    ‘I’ve gained so much from art. It’s only right to give something back’.
    The other Mugabe who is lining up for the Zimbabwean presidency

    The other Mugabe who is lining up for the Zimbabwean presidency

    Wife of President Robert Mugabe appears to have her sights set on succeeding her husband
    The model of a gadget launch: Cultivate an atmosphere of mystery and excitement to sell stuff people didn't realise they needed

    The model for a gadget launch

    Cultivate an atmosphere of mystery and excitement to sell stuff people didn't realise they needed
    Alice Roberts: She's done pretty well, for a boffin without a beard

    She's done pretty well, for a boffin without a beard

    Alice Roberts talks about her new book on evolution - and why her early TV work drew flak from (mostly male) colleagues
    Get well soon, Joan Rivers - an inspiration, whether she likes it or not

    Get well soon, Joan Rivers

    She is awful.
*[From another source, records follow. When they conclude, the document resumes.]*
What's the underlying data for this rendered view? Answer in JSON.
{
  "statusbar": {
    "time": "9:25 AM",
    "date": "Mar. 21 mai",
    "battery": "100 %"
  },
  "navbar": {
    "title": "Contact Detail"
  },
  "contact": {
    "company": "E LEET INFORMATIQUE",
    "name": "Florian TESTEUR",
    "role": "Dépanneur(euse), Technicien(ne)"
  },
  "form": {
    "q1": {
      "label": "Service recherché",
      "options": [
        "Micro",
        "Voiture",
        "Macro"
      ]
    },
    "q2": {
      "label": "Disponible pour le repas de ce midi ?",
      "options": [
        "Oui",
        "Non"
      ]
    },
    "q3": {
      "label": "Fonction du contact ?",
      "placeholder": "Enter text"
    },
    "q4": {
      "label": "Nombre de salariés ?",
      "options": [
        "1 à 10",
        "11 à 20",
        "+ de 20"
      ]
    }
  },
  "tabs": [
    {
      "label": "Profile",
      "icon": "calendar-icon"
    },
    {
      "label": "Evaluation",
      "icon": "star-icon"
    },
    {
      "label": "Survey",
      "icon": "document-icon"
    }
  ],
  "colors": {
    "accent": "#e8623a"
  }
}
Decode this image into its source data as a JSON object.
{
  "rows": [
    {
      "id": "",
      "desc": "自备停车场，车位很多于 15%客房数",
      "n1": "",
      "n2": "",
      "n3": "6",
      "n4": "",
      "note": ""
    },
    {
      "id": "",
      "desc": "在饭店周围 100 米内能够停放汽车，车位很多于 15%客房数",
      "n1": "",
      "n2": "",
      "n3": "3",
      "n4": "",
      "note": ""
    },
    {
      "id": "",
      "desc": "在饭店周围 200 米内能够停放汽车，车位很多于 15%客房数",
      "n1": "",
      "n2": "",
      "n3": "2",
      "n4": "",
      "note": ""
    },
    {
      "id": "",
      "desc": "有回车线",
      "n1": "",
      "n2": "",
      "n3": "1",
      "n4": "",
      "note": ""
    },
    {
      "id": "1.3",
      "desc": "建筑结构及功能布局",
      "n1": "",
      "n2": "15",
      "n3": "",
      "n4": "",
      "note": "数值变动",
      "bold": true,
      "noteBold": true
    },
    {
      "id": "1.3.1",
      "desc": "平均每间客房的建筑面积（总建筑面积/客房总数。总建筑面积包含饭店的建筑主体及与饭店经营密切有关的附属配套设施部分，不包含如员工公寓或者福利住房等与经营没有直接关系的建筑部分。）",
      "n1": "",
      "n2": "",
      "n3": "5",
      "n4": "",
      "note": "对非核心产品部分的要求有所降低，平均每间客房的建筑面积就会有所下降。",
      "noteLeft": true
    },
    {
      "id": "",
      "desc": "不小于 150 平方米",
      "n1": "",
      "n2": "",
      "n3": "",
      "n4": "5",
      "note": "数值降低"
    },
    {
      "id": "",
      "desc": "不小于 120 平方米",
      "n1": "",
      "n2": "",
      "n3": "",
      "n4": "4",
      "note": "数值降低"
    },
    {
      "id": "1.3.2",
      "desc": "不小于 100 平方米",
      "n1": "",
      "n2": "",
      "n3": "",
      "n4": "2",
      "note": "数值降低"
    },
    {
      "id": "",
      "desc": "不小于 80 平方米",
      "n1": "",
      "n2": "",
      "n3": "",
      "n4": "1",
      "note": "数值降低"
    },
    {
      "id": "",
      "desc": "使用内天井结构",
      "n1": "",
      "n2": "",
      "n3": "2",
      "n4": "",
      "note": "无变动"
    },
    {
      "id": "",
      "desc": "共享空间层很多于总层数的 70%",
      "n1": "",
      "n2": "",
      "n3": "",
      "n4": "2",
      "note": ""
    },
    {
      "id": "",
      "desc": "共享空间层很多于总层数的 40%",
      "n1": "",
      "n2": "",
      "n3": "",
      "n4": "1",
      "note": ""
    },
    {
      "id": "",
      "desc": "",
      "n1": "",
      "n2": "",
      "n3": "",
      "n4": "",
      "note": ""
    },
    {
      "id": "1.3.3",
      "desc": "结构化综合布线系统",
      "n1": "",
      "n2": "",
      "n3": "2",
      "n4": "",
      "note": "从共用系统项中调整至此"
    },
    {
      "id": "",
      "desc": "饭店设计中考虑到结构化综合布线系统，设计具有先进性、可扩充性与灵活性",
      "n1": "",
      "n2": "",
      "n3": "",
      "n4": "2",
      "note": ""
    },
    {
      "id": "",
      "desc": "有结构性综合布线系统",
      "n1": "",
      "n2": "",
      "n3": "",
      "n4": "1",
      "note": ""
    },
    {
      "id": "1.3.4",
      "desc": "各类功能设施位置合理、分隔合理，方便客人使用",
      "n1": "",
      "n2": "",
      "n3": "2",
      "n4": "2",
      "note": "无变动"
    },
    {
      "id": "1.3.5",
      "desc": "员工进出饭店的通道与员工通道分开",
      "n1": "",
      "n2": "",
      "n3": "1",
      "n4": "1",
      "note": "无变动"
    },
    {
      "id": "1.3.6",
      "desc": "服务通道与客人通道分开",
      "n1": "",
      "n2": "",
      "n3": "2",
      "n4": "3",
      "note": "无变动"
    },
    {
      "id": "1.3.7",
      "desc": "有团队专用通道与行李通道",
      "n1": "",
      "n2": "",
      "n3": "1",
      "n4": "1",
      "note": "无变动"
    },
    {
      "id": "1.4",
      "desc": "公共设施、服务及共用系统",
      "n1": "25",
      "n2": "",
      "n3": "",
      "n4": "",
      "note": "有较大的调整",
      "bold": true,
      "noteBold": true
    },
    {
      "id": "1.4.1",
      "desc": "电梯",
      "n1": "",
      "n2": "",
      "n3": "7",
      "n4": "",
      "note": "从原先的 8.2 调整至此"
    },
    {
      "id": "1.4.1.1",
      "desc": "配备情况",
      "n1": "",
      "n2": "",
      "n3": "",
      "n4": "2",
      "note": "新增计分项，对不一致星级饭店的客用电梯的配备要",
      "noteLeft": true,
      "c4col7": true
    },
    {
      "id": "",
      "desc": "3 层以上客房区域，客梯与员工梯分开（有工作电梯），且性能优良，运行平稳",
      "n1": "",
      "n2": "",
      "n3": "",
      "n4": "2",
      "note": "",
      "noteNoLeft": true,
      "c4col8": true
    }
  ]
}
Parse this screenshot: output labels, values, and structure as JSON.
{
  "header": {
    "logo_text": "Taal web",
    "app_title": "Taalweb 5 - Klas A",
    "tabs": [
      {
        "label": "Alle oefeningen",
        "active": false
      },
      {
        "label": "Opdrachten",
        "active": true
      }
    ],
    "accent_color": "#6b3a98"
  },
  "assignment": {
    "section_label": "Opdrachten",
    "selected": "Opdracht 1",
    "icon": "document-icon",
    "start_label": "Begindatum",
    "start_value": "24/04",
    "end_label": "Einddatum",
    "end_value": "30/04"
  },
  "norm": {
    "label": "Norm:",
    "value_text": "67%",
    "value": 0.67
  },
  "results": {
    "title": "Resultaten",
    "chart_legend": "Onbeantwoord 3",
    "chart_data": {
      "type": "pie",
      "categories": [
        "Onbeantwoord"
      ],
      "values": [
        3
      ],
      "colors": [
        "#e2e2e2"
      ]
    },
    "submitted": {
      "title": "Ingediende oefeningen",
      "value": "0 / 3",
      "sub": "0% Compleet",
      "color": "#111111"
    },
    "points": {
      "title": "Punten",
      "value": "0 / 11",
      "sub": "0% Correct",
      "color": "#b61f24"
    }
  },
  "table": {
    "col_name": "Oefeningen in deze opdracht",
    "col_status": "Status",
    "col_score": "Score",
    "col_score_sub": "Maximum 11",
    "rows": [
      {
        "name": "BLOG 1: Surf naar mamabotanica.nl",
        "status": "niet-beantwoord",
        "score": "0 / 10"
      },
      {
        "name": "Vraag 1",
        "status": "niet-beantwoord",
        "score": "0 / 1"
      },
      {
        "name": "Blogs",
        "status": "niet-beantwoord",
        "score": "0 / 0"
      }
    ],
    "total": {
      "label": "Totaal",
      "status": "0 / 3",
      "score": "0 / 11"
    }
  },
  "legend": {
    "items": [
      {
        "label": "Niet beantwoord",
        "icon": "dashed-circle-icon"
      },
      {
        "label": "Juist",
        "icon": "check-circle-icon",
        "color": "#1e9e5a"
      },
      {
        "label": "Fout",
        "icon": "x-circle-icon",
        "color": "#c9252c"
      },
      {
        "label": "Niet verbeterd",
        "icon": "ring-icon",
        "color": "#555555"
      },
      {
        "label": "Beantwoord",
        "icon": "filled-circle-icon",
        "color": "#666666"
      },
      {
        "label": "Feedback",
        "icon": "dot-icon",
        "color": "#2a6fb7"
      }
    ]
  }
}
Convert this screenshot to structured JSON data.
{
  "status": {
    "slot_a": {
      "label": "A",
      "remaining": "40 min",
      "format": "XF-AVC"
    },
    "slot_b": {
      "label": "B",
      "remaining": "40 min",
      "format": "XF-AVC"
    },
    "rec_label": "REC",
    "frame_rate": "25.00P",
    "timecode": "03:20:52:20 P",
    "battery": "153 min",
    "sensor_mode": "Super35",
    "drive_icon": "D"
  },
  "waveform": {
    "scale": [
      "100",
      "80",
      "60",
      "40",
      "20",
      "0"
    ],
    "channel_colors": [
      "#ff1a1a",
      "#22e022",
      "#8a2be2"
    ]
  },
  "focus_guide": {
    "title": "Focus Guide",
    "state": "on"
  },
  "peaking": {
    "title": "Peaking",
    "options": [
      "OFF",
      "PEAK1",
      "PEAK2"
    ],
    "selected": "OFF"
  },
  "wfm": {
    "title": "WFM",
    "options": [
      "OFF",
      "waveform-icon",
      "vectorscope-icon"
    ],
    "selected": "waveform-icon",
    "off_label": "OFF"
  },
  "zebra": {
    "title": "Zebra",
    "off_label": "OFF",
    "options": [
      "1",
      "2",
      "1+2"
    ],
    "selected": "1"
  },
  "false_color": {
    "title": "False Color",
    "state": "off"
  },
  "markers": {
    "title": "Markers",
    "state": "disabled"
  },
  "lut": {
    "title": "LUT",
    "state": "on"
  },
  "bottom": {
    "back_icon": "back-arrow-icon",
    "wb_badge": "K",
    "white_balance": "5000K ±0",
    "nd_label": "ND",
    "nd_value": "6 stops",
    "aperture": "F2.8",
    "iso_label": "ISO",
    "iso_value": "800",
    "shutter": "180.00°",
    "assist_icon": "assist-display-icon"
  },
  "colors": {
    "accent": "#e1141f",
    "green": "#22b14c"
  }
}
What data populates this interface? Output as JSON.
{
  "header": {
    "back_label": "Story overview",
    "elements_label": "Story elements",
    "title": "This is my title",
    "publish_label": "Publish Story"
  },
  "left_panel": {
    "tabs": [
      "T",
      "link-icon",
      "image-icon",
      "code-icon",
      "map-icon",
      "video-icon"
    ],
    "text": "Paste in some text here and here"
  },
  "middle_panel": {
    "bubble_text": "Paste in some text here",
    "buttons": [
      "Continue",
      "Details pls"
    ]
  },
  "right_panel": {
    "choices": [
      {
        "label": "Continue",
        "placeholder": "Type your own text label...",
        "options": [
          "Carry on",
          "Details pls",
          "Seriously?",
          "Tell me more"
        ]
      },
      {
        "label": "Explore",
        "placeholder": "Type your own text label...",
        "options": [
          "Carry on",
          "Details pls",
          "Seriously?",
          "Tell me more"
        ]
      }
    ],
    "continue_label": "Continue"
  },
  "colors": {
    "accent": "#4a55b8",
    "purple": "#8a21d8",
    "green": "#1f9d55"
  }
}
But she's also wonderful, not in spite of but because of the fact she's forever saying appalling things, argues Ellen E Jones
    Doctor Who Into the Dalek review: A classic sci-fi adventure with all the spectacle of a blockbuster

    A fresh take on an old foe

    Doctor Who Into the Dalek more than compensated for last week's nonsensical offering